Israelis protest for Jonathan Pollard in Jerusalem 311.
(photo credit: Marc Israel Sellem)
Two senior American Jewish leaders met with Israeli agent Jonathan Pollard last week in what sources close to Pollard said would be the first of a series of meetings of top Jewish leaders with the imprisoned spy.
American Jewish leaders ignored Pollard for most of his 26 years in prison but over the past couple of years, urging US President Barack Obama to commute his sentence to time served has become a consensus issue for American Jewry.
Conference of Presidents of Major American Jewish Organizations chairman Richard Stone and executive vice chairman Malcolm Hoenlein met with Pollard and his wife, Esther, on Tuesday at his Butner, North Carolina, jail cell. They did not reveal the meeting until they issued a press release on Friday.

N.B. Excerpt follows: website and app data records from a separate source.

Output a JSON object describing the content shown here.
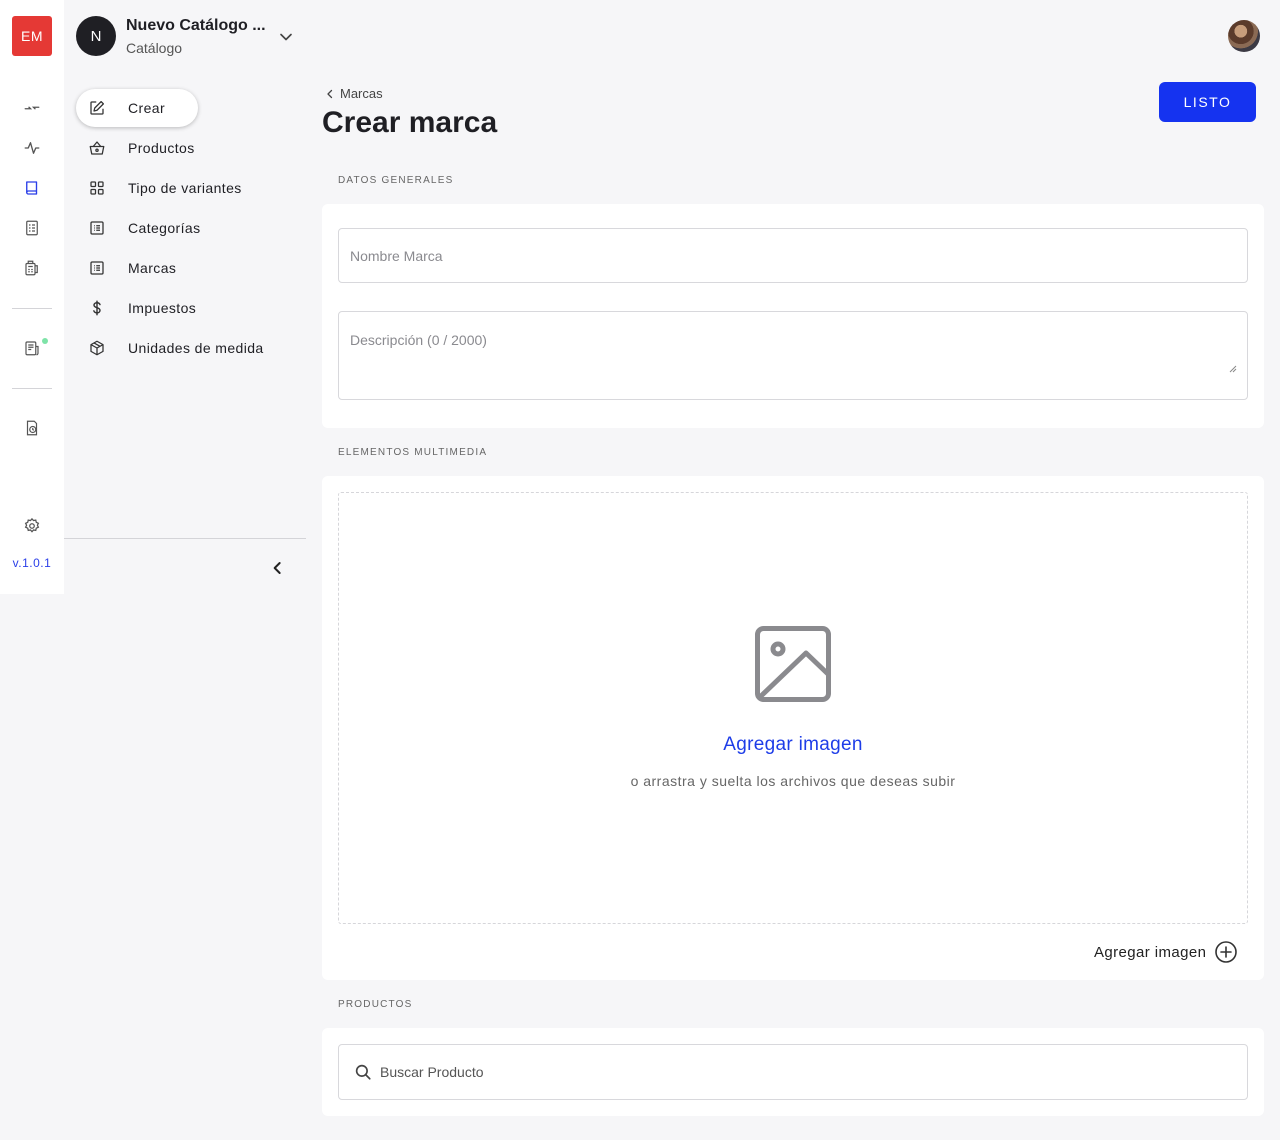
{
  "rail": {
    "logo": "EM",
    "version": "v.1.0.1",
    "icons": [
      "transfer-icon",
      "activity-icon",
      "book-icon",
      "checklist-icon",
      "pos-icon",
      "orders-icon",
      "reports-icon",
      "settings-icon"
    ]
  },
  "catalog": {
    "avatar_letter": "N",
    "title": "Nuevo Catálogo ...",
    "subtitle": "Catálogo"
  },
  "nav": {
    "items": [
      {
        "label": "Crear",
        "icon": "edit-icon"
      },
      {
        "label": "Productos",
        "icon": "basket-icon"
      },
      {
        "label": "Tipo de variantes",
        "icon": "grid-icon"
      },
      {
        "label": "Categorías",
        "icon": "list-icon"
      },
      {
        "label": "Marcas",
        "icon": "list-icon"
      },
      {
        "label": "Impuestos",
        "icon": "dollar-icon"
      },
      {
        "label": "Unidades de medida",
        "icon": "box-icon"
      }
    ]
  },
  "header": {
    "breadcrumb": "Marcas",
    "title": "Crear marca",
    "done_label": "LISTO"
  },
  "general": {
    "section_label": "DATOS GENERALES",
    "name_placeholder": "Nombre Marca",
    "description_placeholder": "Descripción (0 / 2000)"
  },
  "media": {
    "section_label": "ELEMENTOS MULTIMEDIA",
    "add_image_link": "Agregar imagen",
    "drop_hint": "o arrastra y suelta los archivos que deseas subir",
    "add_image_button": "Agregar imagen"
  },
  "products": {
    "section_label": "PRODUCTOS",
    "search_placeholder": "Buscar Producto"
  },
  "colors": {
    "accent": "#1533f0",
    "logo": "#e53935",
    "active_icon": "#2a3ee8"
  }
}
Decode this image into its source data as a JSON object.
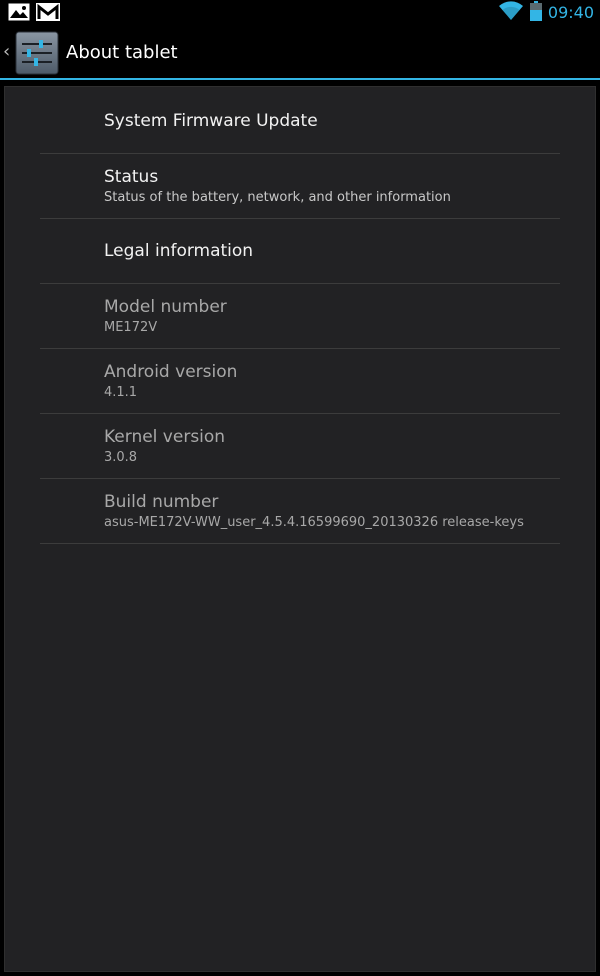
{
  "status_bar": {
    "time": "09:40",
    "left_icons": [
      "gallery-icon",
      "gmail-icon"
    ],
    "right_icons": [
      "wifi-icon",
      "battery-icon"
    ],
    "accent_color": "#33b5e5"
  },
  "action_bar": {
    "title": "About tablet",
    "icon": "settings-icon"
  },
  "items": [
    {
      "title": "System Firmware Update",
      "summary": ""
    },
    {
      "title": "Status",
      "summary": "Status of the battery, network, and other information"
    },
    {
      "title": "Legal information",
      "summary": ""
    },
    {
      "title": "Model number",
      "summary": "ME172V"
    },
    {
      "title": "Android version",
      "summary": "4.1.1"
    },
    {
      "title": "Kernel version",
      "summary": "3.0.8"
    },
    {
      "title": "Build number",
      "summary": "asus-ME172V-WW_user_4.5.4.16599690_20130326 release-keys"
    }
  ]
}
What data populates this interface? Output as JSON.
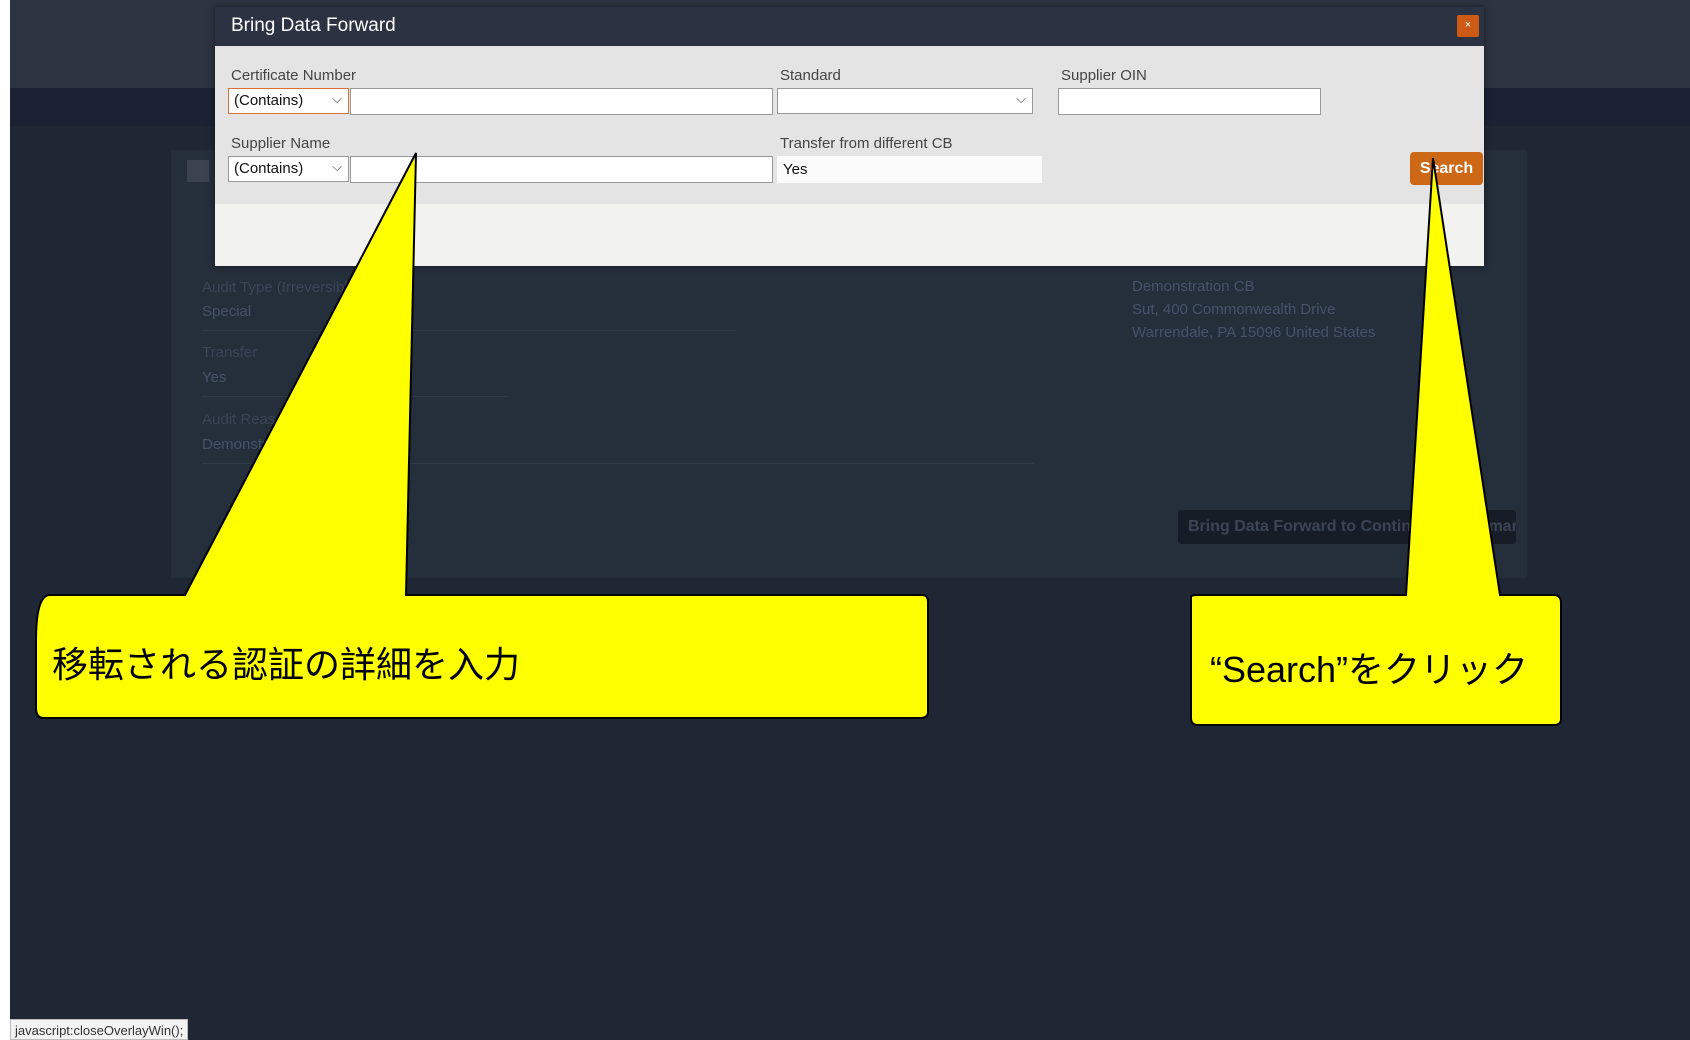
{
  "background": {
    "fields": [
      {
        "label": "Audit Type (Irreversible)",
        "value": "Special"
      },
      {
        "label": "Transfer",
        "value": "Yes"
      },
      {
        "label": "Audit Reason",
        "value": "Demonstration"
      }
    ],
    "cb_name": "Demonstration CB",
    "cb_address_1": "Sut, 400 Commonwealth Drive",
    "cb_address_2": "Warrendale, PA 15096 United States",
    "bring_forward_button": "Bring Data Forward to Continue to Summary"
  },
  "modal": {
    "title": "Bring Data Forward",
    "close_label": "×",
    "certificate_number": {
      "label": "Certificate Number",
      "operator": "(Contains)",
      "value": ""
    },
    "standard": {
      "label": "Standard",
      "value": ""
    },
    "supplier_oin": {
      "label": "Supplier OIN",
      "value": ""
    },
    "supplier_name": {
      "label": "Supplier Name",
      "operator": "(Contains)",
      "value": ""
    },
    "transfer": {
      "label": "Transfer from different CB",
      "value": "Yes"
    },
    "search_label": "Search"
  },
  "status_bar": "javascript:closeOverlayWin();",
  "callouts": {
    "left": "移転される認証の詳細を入力",
    "right": "“Search”をクリック"
  },
  "colors": {
    "accent": "#cc6816",
    "callout_fill": "#ffff00",
    "modal_header": "#2b3242"
  }
}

“We returned with a renewed commitment to work for Mr. Pollard’s release from incarceration in accordance with longstanding Conference policy,” the two men said in the press release. “We see this as a serious humanitarian issue as well as a legal matter. Mr. Pollard has expressed remorse, which he persuasively reiterated in our two-hour discussion. He suffers from multiple serious medical challenges, which we believe add urgency to the timeliness of his release.”
Hoenlein briefed Pollard about his recent meeting with US Vice President Joe Biden in which the Israeli agent’s case was discussed and efforts to persuade Obama to take action on his behalf.
“Seeing him in person and dialoguing with him added significantly to our conviction that his sentence should be quickly commuted,” Hoenlein and Stone said. “Mr. Pollard made clear that he does not seek a pardon, recognizing that he committed a crime, but seeks a commutation of his sentence. Mr. Pollard wants only to be able to build a family and to be a contributing citizen. He has said repeatedly and convincingly that he will not engage in political activity.”
Stone and Hoenlein called upon the member organizations in their Jewish umbrella group, religious leaders and individuals to work to secure Pollard’s release.
Noting her husband’s deteriorating health, Esther Pollard called upon the Jewish leaders to “please act now before it’s too late.”